The Myth of Barfights

There’s this notion in some circles about the best ways to fire up a slumping team. Unnecessary roster shake-ups, role changes, juggling the starting rotation, maybe a manager getting ejected – everyone has their own ideas, and some have proven more effective than others. One that comes up quite often, and one of our personal favorites here on 35th Street, is a good old-fashioned team-on-team brawl like the one we saw yesterday in Kansas City.

Admittedly, Sunday’s skirmish was pretty lame, but it would be nice to think this new sense of unity against a common enemy (who happens to be coming to town next week! Oh, sweet malice!) could be the catalyst for a team to fire on all cylinders. Miguel Olivo’s suspension magically heals Joe Crede’s back; Zack Greinke’s missed bid at a complete game victory brings Paul Konerko’s bat back to life; old, slow men are no longer the logical replacement for younger, theoretically faster ones.

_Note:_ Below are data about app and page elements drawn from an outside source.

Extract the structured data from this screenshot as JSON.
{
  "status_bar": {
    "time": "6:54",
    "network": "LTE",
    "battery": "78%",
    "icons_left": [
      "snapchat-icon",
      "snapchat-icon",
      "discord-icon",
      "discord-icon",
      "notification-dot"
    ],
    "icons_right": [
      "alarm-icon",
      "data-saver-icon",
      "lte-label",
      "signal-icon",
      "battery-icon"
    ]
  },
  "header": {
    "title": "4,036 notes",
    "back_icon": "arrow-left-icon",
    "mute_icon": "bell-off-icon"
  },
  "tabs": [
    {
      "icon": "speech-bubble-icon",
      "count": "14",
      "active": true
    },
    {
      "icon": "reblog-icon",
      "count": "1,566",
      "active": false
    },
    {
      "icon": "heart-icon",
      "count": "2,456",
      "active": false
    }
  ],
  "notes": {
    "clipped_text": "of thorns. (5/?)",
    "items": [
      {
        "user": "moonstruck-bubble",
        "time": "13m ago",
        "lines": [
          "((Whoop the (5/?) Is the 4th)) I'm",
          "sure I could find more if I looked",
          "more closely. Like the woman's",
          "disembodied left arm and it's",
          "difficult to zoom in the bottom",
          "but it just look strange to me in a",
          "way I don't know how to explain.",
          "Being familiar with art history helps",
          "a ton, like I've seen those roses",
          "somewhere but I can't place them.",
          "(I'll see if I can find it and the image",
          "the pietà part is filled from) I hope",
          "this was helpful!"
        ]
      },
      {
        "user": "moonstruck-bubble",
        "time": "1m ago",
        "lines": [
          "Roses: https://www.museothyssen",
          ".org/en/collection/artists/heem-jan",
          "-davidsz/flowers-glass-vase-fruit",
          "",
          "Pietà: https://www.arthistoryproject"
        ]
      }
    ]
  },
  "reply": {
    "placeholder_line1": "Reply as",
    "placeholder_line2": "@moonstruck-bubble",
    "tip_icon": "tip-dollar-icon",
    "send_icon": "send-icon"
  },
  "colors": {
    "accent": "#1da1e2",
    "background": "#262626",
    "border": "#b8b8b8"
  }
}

Part of the problem with this line of thinking rests in the assumption that memories of a haymaker some pitcher saw coming from 60 feet away are going to fuel a run of domination. People are quick to point out the 2000 mega-fight between the Sox and the Tigers as the spark that ignited the team. Maybe a combined sixteen players being tossed from a single game can build on-field bonds. Maybe Magglio’s karate skills and Keith Foulke’s toughness under fire brought together that ragtag bunch of misfits and showed them anything is possible. Maybe Jerry Manuel, upon return from his league-imposed eight-game exile, gathered the troops and told them “We will not concern ourselves with beating the Tigers with our fists, for we know we can do that. Our blows will pass, but history will remember that we stood here, today, and BEAT THE TIGERS TO INCREASE OUR LEAD IN THE DIVISION!!!”

Except the Sox have fought someone pretty much every single season and, with three notable exceptions, nothing has ever come of it. Come to think of it, that fight in 2000 was in the 17th game of the season. Could beating up Jeff Weaver really be the cause for the best record in baseball? The Cubs and Blue Jays fracases of 2006 and 1991 are probably better fuel for the discussion: could it simply be that teams don’t actually win because of brawls whatsoever?

Call us old-fashioned, call us stupid and say there’s no grit, heart or grindyness to what we do, but could it be that the true secret to success is not to assemble a softball team in a pro baseball league? As said before, no one here claims to be a general manager and no one purports to have all the answers. But we do love us some baseball fights. Smart money says the only way to win this week is to punch the hell out of the Tigers.

Seriously, do it; at this rate, mere White Sox hitting and South Side pitching aren’t going to cut it.